They must, however, adhere to certain public health orders. Pastor Coates was arrested because he did not adhere to the conditions of his undertaking (i.e., follow the Court’s order that he adhere to these Guidelines).
Is this proportionate justice?
Using the courts to make this a criminal matter is a potential overreach. It pits the rule of law (contempt for our courts and justice system) against freedom of conscience and religion, using the courts as a tool to impinge these freedoms. For those invested in preserving religious freedom in Canada, Pastor Coates’s arrest should be unsettling.
However, it is important to recognize that courts themselves are incapable of limiting or infringing the constitution (including the Charter of Rights and Freedoms) in the same way that other government actors can.

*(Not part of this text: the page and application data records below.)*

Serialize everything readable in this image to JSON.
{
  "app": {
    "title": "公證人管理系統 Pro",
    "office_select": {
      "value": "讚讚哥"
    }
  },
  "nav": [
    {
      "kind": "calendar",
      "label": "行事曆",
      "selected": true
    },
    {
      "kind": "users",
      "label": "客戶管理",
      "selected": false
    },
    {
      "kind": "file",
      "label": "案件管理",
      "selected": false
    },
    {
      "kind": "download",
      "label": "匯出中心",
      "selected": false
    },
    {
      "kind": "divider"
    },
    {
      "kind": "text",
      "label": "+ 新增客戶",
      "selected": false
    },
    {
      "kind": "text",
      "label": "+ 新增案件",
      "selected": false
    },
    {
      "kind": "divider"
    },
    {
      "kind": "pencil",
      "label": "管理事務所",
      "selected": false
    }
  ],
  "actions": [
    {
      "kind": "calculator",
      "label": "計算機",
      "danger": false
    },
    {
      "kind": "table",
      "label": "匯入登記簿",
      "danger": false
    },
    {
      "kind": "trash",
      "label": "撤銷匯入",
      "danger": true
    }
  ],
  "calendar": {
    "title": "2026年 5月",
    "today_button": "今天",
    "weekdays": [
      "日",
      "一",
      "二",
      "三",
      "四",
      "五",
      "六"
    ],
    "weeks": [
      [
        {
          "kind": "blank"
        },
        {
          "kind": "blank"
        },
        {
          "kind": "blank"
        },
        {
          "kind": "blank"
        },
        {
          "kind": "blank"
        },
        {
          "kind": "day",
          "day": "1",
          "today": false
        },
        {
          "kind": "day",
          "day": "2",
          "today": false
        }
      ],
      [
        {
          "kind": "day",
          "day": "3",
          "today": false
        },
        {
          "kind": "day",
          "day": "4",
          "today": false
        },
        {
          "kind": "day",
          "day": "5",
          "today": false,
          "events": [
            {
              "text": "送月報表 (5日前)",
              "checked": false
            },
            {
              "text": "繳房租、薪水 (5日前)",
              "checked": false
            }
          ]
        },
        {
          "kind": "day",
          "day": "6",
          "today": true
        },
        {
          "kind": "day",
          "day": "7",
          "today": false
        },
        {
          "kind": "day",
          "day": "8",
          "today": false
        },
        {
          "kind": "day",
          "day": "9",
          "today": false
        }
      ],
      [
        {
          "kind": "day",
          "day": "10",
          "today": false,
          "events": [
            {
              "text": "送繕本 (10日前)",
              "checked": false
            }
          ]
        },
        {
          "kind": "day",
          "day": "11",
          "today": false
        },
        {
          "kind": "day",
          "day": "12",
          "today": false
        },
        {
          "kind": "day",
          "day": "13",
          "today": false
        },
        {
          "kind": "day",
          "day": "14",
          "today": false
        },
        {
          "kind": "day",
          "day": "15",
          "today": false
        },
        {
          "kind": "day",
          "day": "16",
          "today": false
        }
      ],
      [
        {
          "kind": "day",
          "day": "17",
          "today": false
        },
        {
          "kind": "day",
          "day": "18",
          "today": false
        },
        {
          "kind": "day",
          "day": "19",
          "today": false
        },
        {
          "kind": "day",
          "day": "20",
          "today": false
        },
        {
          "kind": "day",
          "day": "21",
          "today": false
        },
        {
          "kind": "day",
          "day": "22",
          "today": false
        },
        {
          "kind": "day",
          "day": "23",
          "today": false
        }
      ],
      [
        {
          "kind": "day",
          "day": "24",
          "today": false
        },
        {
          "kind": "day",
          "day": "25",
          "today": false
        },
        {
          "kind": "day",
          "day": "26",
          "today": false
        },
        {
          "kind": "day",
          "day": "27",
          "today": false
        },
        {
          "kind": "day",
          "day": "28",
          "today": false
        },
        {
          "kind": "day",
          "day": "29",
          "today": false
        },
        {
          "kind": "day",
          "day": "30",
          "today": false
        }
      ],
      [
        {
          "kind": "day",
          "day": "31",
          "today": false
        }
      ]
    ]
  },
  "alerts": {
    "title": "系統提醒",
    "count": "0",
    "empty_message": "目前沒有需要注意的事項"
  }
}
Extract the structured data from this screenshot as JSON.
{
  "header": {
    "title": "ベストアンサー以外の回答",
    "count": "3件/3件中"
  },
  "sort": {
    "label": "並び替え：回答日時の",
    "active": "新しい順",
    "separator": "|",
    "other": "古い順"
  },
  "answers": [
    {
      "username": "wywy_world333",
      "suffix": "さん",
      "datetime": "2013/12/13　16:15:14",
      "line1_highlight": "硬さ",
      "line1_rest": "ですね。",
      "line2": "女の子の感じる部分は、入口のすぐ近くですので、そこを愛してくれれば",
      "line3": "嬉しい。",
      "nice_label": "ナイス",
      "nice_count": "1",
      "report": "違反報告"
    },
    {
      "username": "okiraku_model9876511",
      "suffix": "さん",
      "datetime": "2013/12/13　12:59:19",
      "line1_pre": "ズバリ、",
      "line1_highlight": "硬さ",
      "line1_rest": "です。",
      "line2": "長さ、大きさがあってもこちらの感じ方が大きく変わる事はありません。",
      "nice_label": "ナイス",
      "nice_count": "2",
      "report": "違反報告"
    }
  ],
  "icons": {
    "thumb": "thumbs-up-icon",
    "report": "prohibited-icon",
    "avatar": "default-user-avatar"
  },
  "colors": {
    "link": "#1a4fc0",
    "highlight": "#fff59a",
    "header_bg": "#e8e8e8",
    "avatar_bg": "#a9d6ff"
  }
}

Courts are tasked with interpreting and applying the constitution, though they are also bound to abide by constitutional values as they do so.
Should we support Pastor Coates?
Christians can disagree in good conscience with this church’s specific contravention of public health orders. But those who support freedom of conscience and religion should oppose any disproportionate use of the law to criminalize Pastor Coates. For a practical way to support religious freedom in Alberta, see this letter to Premier Kenney.
What should we pray for?
While I do not agree with Pastor Coates’s decision to contravene public health orders, he and his church need our prayers. We must also remember that Pastor Coates’s wife and children cannot see their father during his time in quarantine. They need prayer. At a very human level, we need patience and compassion in this situation.
The Government and Alberta Health Services also need our prayers. We should pray for our leaders and support them in appropriate ways. Government is just people, after all.
Whatever comes out of all of this, my hope is that we can remember that Christian unity centres on the Gospel of Jesus Christ even though we do not all have uniform practice.